I didn’t quite know what to expect from my internship in Buenos Aires. I chose the organization I was to work with—Ashoka Public Innovators— because I loved its vision which, simply put, professes that every individual can be a ‘changemaker.’ But I knew that interning at such a large, global organization meant that I would probably forfeit the opportunity to be on the front lines, to manage and do projects that were of my own creation. I expected to be doing what most interns do: brew the coffee, fill in the databases, and attend to all the little to-do’s the supervisor just isn’t able to get to. But I was wrong.
While Ashoka is large and expansive with offices all around the world, its office in Argentina, as the director told me on my first day, is ‘bien chicatita’ (really small), serving as a workspace for, on a good day, just 4 to 5 people.
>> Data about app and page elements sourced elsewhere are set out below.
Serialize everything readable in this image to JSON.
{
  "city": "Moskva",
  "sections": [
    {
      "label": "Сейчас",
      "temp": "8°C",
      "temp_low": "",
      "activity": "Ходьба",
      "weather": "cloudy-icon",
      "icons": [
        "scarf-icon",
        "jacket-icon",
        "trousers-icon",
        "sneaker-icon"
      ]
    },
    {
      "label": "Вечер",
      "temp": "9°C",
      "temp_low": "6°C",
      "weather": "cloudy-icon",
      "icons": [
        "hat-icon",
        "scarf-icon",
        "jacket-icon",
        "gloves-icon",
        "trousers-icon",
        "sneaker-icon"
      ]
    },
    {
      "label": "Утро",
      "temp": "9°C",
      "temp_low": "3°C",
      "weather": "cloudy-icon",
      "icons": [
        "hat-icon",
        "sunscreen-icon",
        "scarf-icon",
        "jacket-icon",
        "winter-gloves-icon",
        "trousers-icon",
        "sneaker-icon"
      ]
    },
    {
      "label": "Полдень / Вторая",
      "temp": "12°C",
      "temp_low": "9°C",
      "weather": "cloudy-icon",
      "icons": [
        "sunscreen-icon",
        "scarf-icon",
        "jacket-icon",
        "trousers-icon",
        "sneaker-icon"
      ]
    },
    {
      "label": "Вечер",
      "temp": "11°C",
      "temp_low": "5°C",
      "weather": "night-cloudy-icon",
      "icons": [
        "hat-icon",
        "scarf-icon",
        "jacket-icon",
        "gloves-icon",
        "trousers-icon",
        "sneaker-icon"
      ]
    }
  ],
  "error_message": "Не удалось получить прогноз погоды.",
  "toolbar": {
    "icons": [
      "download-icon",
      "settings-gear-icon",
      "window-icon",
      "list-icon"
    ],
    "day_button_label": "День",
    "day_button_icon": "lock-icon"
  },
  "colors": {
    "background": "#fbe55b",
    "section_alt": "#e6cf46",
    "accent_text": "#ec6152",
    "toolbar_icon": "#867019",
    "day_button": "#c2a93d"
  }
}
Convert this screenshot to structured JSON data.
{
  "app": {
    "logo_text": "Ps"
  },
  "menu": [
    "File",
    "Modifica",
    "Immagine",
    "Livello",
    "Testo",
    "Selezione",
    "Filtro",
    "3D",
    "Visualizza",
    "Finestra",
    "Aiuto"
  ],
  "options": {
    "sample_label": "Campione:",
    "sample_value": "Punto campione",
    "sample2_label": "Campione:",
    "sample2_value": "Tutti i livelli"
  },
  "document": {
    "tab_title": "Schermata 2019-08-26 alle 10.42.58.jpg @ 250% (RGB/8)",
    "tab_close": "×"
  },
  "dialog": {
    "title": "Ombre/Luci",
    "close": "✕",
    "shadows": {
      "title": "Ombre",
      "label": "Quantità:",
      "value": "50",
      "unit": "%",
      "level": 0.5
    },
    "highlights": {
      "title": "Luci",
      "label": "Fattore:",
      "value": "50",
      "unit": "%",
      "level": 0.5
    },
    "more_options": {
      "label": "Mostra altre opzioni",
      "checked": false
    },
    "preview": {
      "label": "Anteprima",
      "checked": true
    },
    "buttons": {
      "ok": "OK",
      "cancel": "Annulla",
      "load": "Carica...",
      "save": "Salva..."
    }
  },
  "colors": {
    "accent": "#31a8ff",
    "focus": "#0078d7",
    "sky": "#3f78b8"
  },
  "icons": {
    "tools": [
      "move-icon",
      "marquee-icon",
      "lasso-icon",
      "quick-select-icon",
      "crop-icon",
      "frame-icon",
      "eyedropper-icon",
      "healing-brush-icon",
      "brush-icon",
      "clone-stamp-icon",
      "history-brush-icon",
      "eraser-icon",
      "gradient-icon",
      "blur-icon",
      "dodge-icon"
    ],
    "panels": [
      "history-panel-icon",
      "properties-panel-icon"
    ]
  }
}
On the one hand it’s smallness meant that I would come to know my coworkers incredibly well, often joining them for hours long lunches each day. Our meals would be ones that were elaborately laid out on the kitchen table that sat right there in the very middle of the office’s reception area. Our conversations on politics andculture, America and Argentina would span for hours and would follow us throughout the day until we would catch up again, be it at teatime or when we bid each other goodbye at the end of each workday. These conversations soon became the lifeblood of my experience, the primary medium through which I came to understand Argentina and her people.
But Ashoka’s smallness could also be intimidating at times. It was made clear to me on my first day that I was not to be some lowly intern. I was to be a part of the team. I was a coworker and my supervisor—who insisted that she was not in fact my supervisor but my co-collaborator—would cringe when I would say: “What would you prefer? What do you think?” “No, nosotras (we)” she would correct me, wagging her finger and reminding me once more that our decisions were to be made not apart but together and that our relationship was not vertical but horizontal.
And of course, then there was this obvious challenge: I was to do all of my work in Spanish, a language that I loved but that was clearly not my own. It was a language that I was still trying on and tailoring to fit the English version of me that everyone else in my life knew so well. At the beginning, the Spanish Inesha was visibly scared, a bit slow, and had absolutely no personality. She stumbled. She misspoke. She corrected herself. She was fluent in word but not fluent in confidence, the latter wavering each day as she acclimated to a new city, a new office, and a new way of doing everything from making coffee to saying hello (which required kissing not shaking hands.) But the Spanish Inesha soon learned to navigate her way around the office, the streets, and the big open space in her mind between America and Argentina.
The first day I arrived in the office, my coworker gave me the passwords and usernames for all the major social media accounts and databases she took care of and tasked me with essentially rearming the program’s entire communications strategy. An undergraduate straight out of her first year of college who was anything but sure of herself in this new environment, I was intimidated to say the least. I knew I had signed up for more than I had expected and, in retrospect, that was probably the best thing I did. For it meant that I would have to learn quickly, stretching both mind and muscle to adapt to my first workplace environment.
Being the person behind the megaphone—the person, that is, who does the updating and contacting with young social entrepreneurs new and old via modes of communication that range from single word tweets to emails to carefully thought-out blog posts—is not exactly who I expected to be. But it is who I became. The words I chose, the messages I ‘framed,’ and the promotional materials I created were used to attract new entrepreneurs and inform them of Ashoka’s services. It still amazes me that when young people discover Ashoka Argentina, they will do so most probably through the mediums I helped create and design, from the website to the Facebook page to the prezi presentation we pulled together. I, the intern who was still learning how to ‘argentizar’ her Spanish, was the conduit connecting the youth of Argentina to Ashoka.
And as more and more of my words—my posts and tweets, Facebook messages and announcements—were shared with Argentines near and far, I came to be more comfortable with a Spanish that I had never learned, in a context and setting that were not my own. You see the truth is, just as I was beginning an internship that had me flexing all of my communication skills, I myself felt as if I was losing my voice. At the beginning of my internship, I would sit around that lunch table confused and scared, feigning comprehension of slang and words that would ricochet around the table like time bombs I had to unpack before they exploded. It was uncomfortable. But with each conversation, I learned the magic of stepping outside your comfort zone and surrounding yourself with that which is entirely foreign to you. I found that your voice doesn’t necessarily always come fromwithin you; sometimes it comes from the things outside your window, the things that speak to you. And in a way, it was during my time in Buenos Aires, amidst all the new and unknown, that I felt that voice speaking to me most clearly, asking me, what do you want to do? And as I started to answer that question, I ceased to just have conversations with Argentines. I started to have a very real conversation with myself as well, a conversation that in the oft-consuming world that is college will give me the clarity of mind and confidence of will to really listen to myself and do what I want to do.